▸ **WHAT IS REQUIRED**: Copy each line of the material below that includes the string "detail".

▸ **DATA PROVIDED**:
--- START ---

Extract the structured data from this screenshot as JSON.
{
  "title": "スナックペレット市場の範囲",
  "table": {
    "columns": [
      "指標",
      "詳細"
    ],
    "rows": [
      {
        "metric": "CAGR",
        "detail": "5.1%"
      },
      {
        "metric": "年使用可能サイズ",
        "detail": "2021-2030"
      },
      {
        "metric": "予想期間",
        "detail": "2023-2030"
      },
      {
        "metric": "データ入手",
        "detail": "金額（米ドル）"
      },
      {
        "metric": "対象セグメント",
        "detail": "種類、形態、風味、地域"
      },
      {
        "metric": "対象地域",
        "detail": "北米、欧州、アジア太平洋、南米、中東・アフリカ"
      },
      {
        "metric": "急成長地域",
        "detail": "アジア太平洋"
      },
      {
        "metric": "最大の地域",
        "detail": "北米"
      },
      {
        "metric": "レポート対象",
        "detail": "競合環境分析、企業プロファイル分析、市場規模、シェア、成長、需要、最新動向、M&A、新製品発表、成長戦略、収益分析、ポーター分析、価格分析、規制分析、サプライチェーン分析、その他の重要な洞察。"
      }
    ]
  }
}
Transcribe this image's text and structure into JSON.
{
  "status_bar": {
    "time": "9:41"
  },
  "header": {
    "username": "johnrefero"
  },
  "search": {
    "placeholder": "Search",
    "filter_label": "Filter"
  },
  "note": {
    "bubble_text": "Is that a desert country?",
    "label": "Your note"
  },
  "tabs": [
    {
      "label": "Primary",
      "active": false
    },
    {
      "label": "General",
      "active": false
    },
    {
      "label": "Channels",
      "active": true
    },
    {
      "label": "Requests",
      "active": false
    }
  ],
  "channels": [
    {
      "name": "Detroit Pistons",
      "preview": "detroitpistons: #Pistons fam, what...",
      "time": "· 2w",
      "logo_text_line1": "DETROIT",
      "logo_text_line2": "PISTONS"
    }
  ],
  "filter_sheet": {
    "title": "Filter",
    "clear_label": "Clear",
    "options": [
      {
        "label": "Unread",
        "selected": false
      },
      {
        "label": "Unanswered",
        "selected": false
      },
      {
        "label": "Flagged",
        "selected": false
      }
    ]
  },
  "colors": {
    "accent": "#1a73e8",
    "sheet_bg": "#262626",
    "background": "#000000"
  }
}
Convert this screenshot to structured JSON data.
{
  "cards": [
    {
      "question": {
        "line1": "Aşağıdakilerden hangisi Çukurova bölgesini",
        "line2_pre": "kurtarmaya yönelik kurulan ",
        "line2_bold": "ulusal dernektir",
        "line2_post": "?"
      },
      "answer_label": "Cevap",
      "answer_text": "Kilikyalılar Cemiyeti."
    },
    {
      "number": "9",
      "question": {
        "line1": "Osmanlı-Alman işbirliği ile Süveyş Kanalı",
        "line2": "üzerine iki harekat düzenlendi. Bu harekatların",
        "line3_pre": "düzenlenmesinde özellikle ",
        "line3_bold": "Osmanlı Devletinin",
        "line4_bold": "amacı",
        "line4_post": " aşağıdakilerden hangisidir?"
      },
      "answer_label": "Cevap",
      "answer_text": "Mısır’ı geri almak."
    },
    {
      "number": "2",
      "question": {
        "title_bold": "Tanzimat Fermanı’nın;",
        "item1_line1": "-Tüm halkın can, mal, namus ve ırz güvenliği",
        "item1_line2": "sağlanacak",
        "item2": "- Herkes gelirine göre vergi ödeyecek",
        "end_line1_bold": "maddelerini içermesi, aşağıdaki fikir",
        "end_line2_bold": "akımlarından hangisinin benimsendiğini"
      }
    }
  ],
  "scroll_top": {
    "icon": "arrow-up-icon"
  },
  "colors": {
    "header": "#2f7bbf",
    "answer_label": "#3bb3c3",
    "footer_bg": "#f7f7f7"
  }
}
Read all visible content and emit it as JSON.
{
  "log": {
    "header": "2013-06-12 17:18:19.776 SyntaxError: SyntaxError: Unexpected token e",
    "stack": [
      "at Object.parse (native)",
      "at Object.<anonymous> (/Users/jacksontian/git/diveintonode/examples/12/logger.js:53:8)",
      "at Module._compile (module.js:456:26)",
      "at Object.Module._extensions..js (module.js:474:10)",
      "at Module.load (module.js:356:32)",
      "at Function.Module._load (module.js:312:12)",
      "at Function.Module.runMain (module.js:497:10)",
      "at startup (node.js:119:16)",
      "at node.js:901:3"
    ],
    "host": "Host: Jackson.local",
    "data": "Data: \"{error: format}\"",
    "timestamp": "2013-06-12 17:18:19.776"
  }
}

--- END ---

▸ **RESULT**:
        "detail": "5.1%"
        "detail": "2021-2030"
        "detail": "2023-2030"
        "detail": "金額（米ドル）"
        "detail": "種類、形態、風味、地域"
        "detail": "北米、欧州、アジア太平洋、南米、中東・アフリカ"
        "detail": "アジア太平洋"
        "detail": "北米"
        "detail": "競合環境分析、企業プロファイル分析、市場規模、シェア、成長、需要、最新動向、M&A、新製品発表、成長戦略、収益分析、ポーター分析、価格分析、規制分析、サプライチェーン分析、その他の重要な洞察。"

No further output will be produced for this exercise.